Examining the Extract
The general purpose of the Malting House Garden School is to provide, under expert and sympathetic supervision, the fullest opportunities for healthy growth in every direction, so that each child shall be free to gain control over his own body and knowledge of the physical world, to develop his natural interests, individual powers, and means of expression, while living in a happy children's community, the conditions of which will lead to normal social development.
With the purpose defined, the next thing is to come up with the implementation plan. Considering the process as an experiment, the school first of all decided to observe children, find out how they grow and learn in a free atmosphere. It was also decided to document all observations so that it could form the basis of a systematic study of children. An extract of such documentations is also given.
While children were free to explore and experiment with the physical world the teacher’s role was to nurture children’s free inquiry and activity by providing learning materials and situations. The ultimate aim was to give children the means of answering their own questions about the world.
Children in Malting School essentially had access to open classrooms. The documentation demonstrates this. It also shows how teachers and children interacted.
From this extract, we can list out some of the characteristics of an open classroom
1. A cordial atmosphere is established
where students and teachers get to know each other

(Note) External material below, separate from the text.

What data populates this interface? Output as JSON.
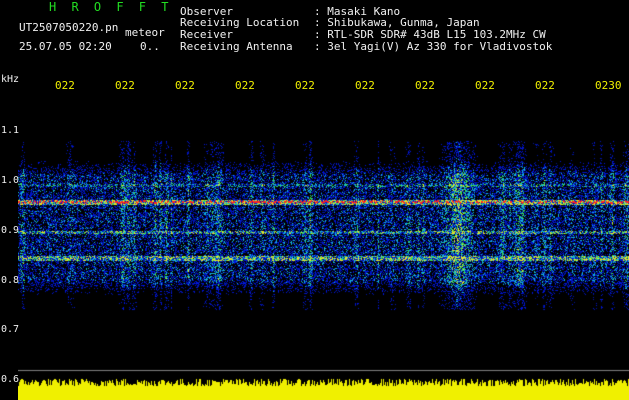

better. This facilitates
the emotional development of children (Pupils of this
school were very young – at pre-school age)
This extract also points out that the position of teachers in such schools as this is not an easy one. The teacher has to be alert and aware of the implications of every remark, question, and act of the child, and respond appropriately with no appearance of indecision. He must possess unlimited patience and self-control.
Maybe, they do not have too much freedom. So what, does it burden them, does it restrict them. The issue is not just point 1, a cordial atmosphere. It is about providing opportunities to children to ask questions, pursue and find their own answers, take responsibility for their learning and make decisions. Is that not what we want them to do later in life?
You may agree to the Malting School’s viewpoint. If you do, compare it with your class. Identify those areas where this is allowed, where this becomes restricted. Identify those things you can do to unshackle the class. You may also believe the same goal can be achieved within your structured classroom. Try and articulate how those goals are still being achieved.
Studying Extract 03
Examining the Extract
To begin with children were so cold that they made their intentions clear - they would just sit around and warm themselves. They would do nothing else.
But by the end of the day, we have an impressive list of things children did.
1. Helped complete the check-sheets
At the end of the day, children
Notice that the three characteristics we identified while studying Extract 02 is reinforced here.
If we are not able to ensure this all the time, what factors are contributing? What can we do about those factors?
Studying Extract 04
Examining the Extract
The reward? They learnt in twenty weeks what they would normally learn in 6 years!
The explanation? "Because everyone knows," he answered, "that the subject matter itself isn't that hard. What's hard, virtually impossible, is beating it into the heads of youngsters who hate every step. The only way we have a ghost of a chance is to hammer away at the stuff bit by bit every day for years. Even then it does not work. Most of the sixth graders are mathematical illiterates. Give me a kid who wants to learn the stuff -- well, twenty hours or so makes sense."
The key here is motivation
In a typical school where students do not have the freedom to decide what they want to learn, can we expect high motivational levels?
Can marks and competitions help in motivating children? Can it lead to learning?
If we do manage to spark off some interest, can we find ways of helping children pursue it?